> Task requirements:
Could you say how many lines in the records include "emoji"? Please give the number by itself.

> Data to examine:
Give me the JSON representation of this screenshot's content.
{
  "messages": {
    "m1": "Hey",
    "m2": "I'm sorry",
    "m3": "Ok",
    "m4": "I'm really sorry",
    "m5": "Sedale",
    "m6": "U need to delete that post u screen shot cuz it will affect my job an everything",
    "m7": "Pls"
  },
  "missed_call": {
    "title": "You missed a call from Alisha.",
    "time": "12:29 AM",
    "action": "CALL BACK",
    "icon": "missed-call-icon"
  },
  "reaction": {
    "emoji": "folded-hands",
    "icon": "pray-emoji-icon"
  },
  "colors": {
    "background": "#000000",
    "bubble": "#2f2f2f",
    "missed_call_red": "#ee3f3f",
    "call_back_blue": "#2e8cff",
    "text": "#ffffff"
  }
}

> Finished task:
2